            “No, she’s outside that window and against the wall next to it where she can eavesdrop on our conversation without being seen. She’s been there since right before Kerrik left. She probably heard the bell and was worried it was the High Council’s minions.” He raised his voice again. “You should come inside where you can hear everything clearly.”

            A different voice came in from outside the window. “How did you know I was here?” The voice merely sounded surprised, which told Iain a little about the speaker since a lot of people would be defensive and therefore angry about being caught doing something so rude as eavesdropping.

            Iain chuckled. “I’m a wizard and it increases my chances of keeping anyone from sticking anything sharp into my body or setting me on fire without my permission if I can know when people are around me, even if they’re hidden.”

            “Come inside and meet our guest, Ava,” Kasserine said firmly. “Eavesdropping is rude, and you know better.”

            “Just remember that sometimes eavesdropping is the only way I learn things from you, Mother. I’ll be a moment. I want to put my books away before the rain comes.”

            Kasserine smiled. “Let me take you to the library and then I’ll get some tea. Other than for medicine, I don’t keep alcohol in the house. Strange things happen when I drink too much alcohol.”

            “Water will be fine and I’m certain your tea will be excellent, even if I suspect it won’t be the tea I’m used to.” He gestured. “Please, lead the way.”

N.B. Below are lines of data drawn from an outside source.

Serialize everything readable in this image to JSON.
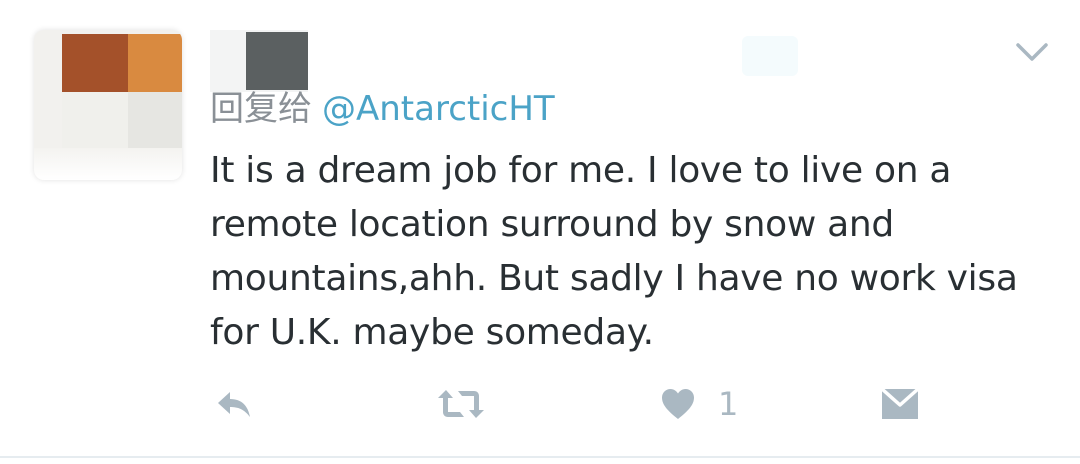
{
  "tweet": {
    "reply_prefix": "回复给",
    "reply_handle": "@AntarcticHT",
    "text_lines": [
      "It is a dream job for me. I love to live on a",
      "remote location surround by snow and",
      "mountains,ahh. But sadly I have no work visa",
      "for U.K. maybe someday."
    ],
    "like_count": "1"
  },
  "icons": {
    "caret": "chevron-down-icon",
    "reply": "reply-icon",
    "retweet": "retweet-icon",
    "like": "heart-icon",
    "dm": "envelope-icon"
  },
  "colors": {
    "text": "#292f33",
    "handle": "#4ba3c7",
    "muted": "#8a9096",
    "icon": "#aab8c2"
  }
}
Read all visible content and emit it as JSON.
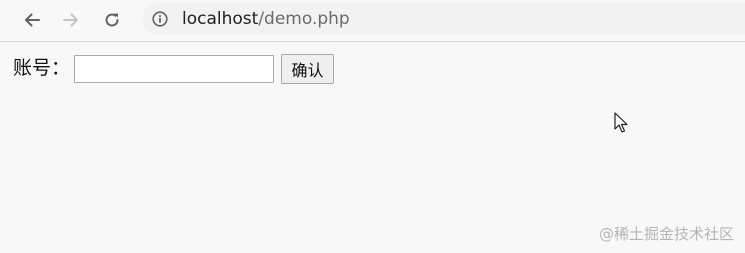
{
  "browser": {
    "url_host": "localhost",
    "url_path": "/demo.php",
    "icons": {
      "back": "back-arrow-icon",
      "forward": "forward-arrow-icon",
      "reload": "reload-icon",
      "site_info": "info-icon"
    }
  },
  "form": {
    "label": "账号：",
    "input_value": "",
    "button_label": "确认"
  },
  "watermark": "@稀土掘金技术社区"
}
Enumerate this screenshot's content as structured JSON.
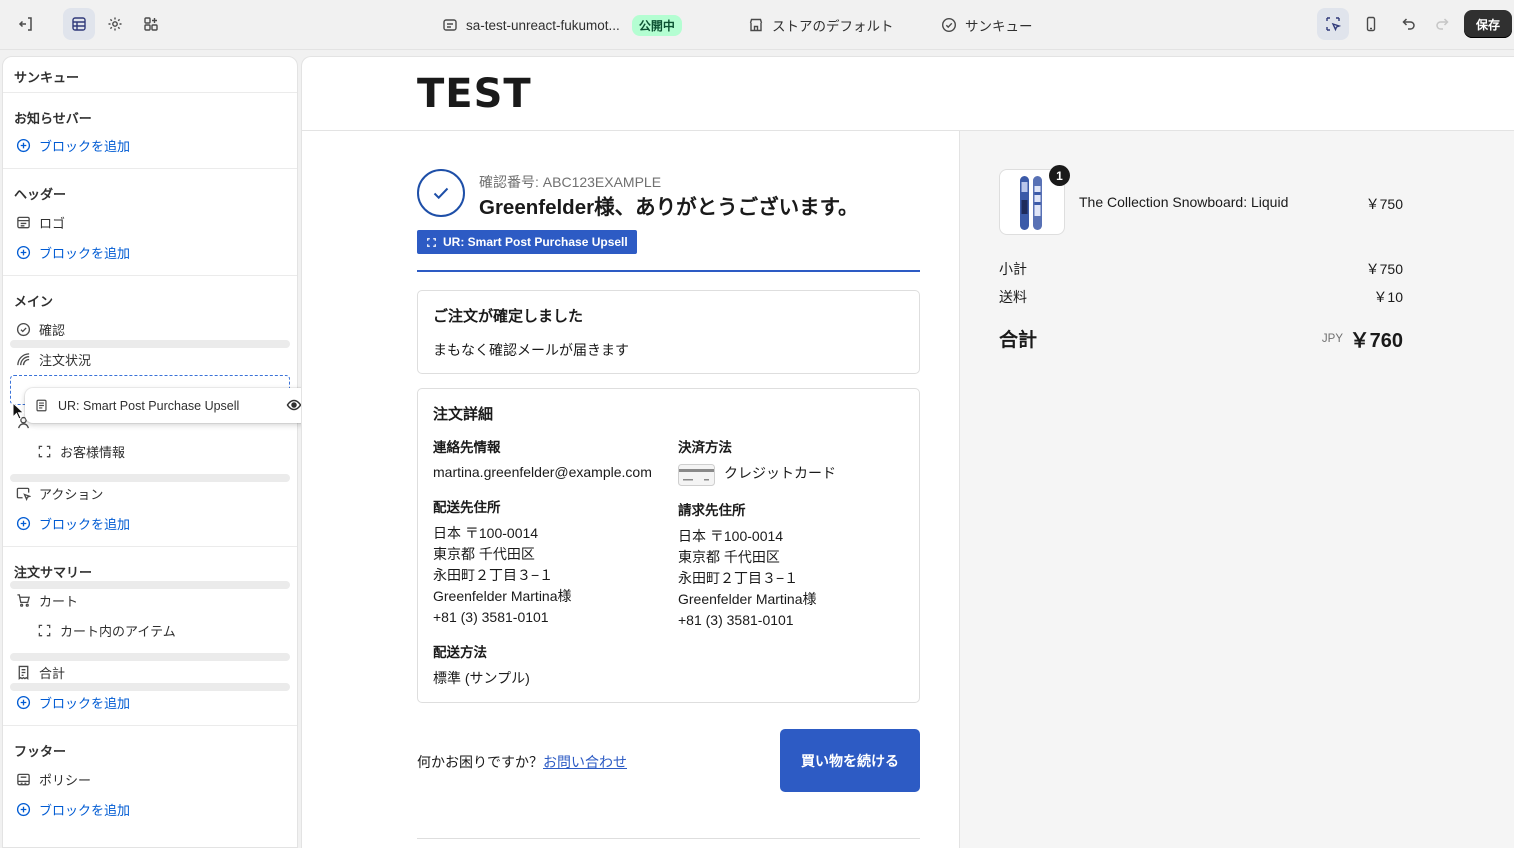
{
  "topbar": {
    "store_name": "sa-test-unreact-fukumot...",
    "status_badge": "公開中",
    "theme": "ストアのデフォルト",
    "page": "サンキュー",
    "save_label": "保存"
  },
  "sidebar": {
    "title": "サンキュー",
    "sections": {
      "announcement": {
        "heading": "お知らせバー",
        "add": "ブロックを追加"
      },
      "header": {
        "heading": "ヘッダー",
        "logo": "ロゴ",
        "add": "ブロックを追加"
      },
      "main": {
        "heading": "メイン",
        "confirmation": "確認",
        "order_status": "注文状況",
        "customer_info": "お客様情報",
        "actions": "アクション",
        "add": "ブロックを追加"
      },
      "summary": {
        "heading": "注文サマリー",
        "cart": "カート",
        "cart_items": "カート内のアイテム",
        "total": "合計",
        "add": "ブロックを追加"
      },
      "footer": {
        "heading": "フッター",
        "policy": "ポリシー",
        "add": "ブロックを追加"
      }
    },
    "drag_item": "UR: Smart Post Purchase Upsell"
  },
  "preview": {
    "logo": "TEST",
    "confirmation_number": "確認番号: ABC123EXAMPLE",
    "thanks": "Greenfelder様、ありがとうございます。",
    "upsell_tag": "UR: Smart Post Purchase Upsell",
    "confirmed_card": {
      "title": "ご注文が確定しました",
      "text": "まもなく確認メールが届きます"
    },
    "details": {
      "title": "注文詳細",
      "contact_label": "連絡先情報",
      "contact_email": "martina.greenfelder@example.com",
      "payment_label": "決済方法",
      "payment_value": "クレジットカード",
      "shipping_addr_label": "配送先住所",
      "shipping_addr": [
        "日本 〒100-0014",
        "東京都 千代田区",
        "永田町２丁目３−１",
        "Greenfelder Martina様",
        "+81 (3) 3581-0101"
      ],
      "billing_addr_label": "請求先住所",
      "billing_addr": [
        "日本 〒100-0014",
        "東京都 千代田区",
        "永田町２丁目３−１",
        "Greenfelder Martina様",
        "+81 (3) 3581-0101"
      ],
      "shipping_method_label": "配送方法",
      "shipping_method": "標準 (サンプル)"
    },
    "help_text": "何かお困りですか？",
    "help_link": "お問い合わせ",
    "continue_button": "買い物を続ける",
    "summary": {
      "qty": "1",
      "product_name": "The Collection Snowboard: Liquid",
      "product_price": "￥750",
      "subtotal_label": "小計",
      "subtotal": "￥750",
      "shipping_label": "送料",
      "shipping": "￥10",
      "total_label": "合計",
      "currency": "JPY",
      "total": "￥760"
    }
  },
  "colors": {
    "accent": "#2d5bc4",
    "link": "#005bd3",
    "badge_bg": "#b4fed2"
  }
}
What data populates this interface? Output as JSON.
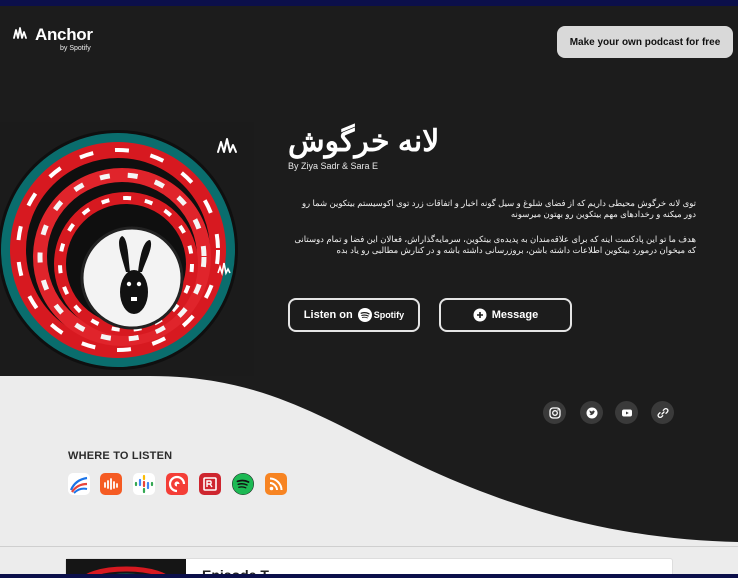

            She nodded and headed down a short hall. “This way.” The library was small, but well stocked and Iain looked around eagerly as she led him to a small table just large enough for the four chairs pushed under it. “Please sit and I’ll get that tea. Ava will probably join you before I return. I am trusting you to be a gentleman with her.”

            “I am polite to the polite,” Iain said as he pulled out the indicated chair and settled down into it. “I am not so polite to the rude, but seldom does my lack of politeness rise to their level of rudeness. Since I am unsure who is going to be rude in any given encounter and I hope they’ll all be polite, I try to be polite to everyone in the beginning.”

            Kasserine smiled. “That will do nicely.” She slipped out of the room and Iain forced himself to not get up and browse the plethora of books around him that almost certainly he’d never seen before.


Iain Grey


Inner Harem

Ninhursag Grey - Elfqueen & maharani

Eve Grey - Megami Sama

April Grey - Duelist & beta

Dominique Grey - Blessed Archmage

Pandora - Fiendish Archangel

Canaan - G Splice (Hunter Amachamp & Alaka-Wham)

Zareen - Nightmare

Raquel - Fiendish Rapitaur

Sofia - Ria

Vanessa – Evangelion

Lucifer – Megami Sama

Ganieda – Snugglebunny Splice

Heather - Elfqueen

Dianthus Barbatus – Elfqueen

Marguerite - Unicorn


Outer Harem

Allison – Umbrea (Outer Harem Alpha)

Daphne - Whorizard

Lynn - Growlie

Chuck – Doggirl

Ryan – Unicorn

Winifred - Rack (German)

Rosemary - Mistoffeles (Uruguayan)

Silver - Pegaslut

Joyce – Milktit


Outer Clan

Melanie – Iron Chef

Siobhan – Nurse Joy (Glasgow)

Golden Cloud – equine unicorn

Arianrhod -Fey Goblin Female


Satellite Clan

            74 male Goblins

            89 female Goblins


Queendom / Outer Harem

73 Elves

Dionne - Elfqueen

Adrianna - Elfqueen

Heltu - Wet Queen

14 Wet Elves


Dead Harem

Eirian - Silver Dragoness

Aurum - Gold Dragoness

Skye - Blue Dragoness

Emerald - Green Dragoness

Beryl - Red Dragoness

Julia - human

Ling - Cheetit

Matilda - White Tigress

Liadan - Twau

Sorrel - Armsmistress

Natalie - Blazicunt

Maria - Slutton

Rhea Silvia - Chimera

Geraldine - Human


Mother            s & Children






     Dorothy: Duelist

     Meara: Duelist

     Regan: Duelist


     Hannah: Huntress

     Rebecca: Huntress


     Lisa: Milktit

     Sherrie:  Milktit

     Harriet: Milktit


     Olivia: Megami-Sama

     Seraphina: Megami-Sama

     Miriam: Angel

     Haley: Angel


     Caltha: Nightmare

     Kim:  Nightmare

     Xanthe: Nightmare

     Epona: Nightmare

     Philippa: Nightmare

     Nott: Nightmare

     Nyx: Nightmare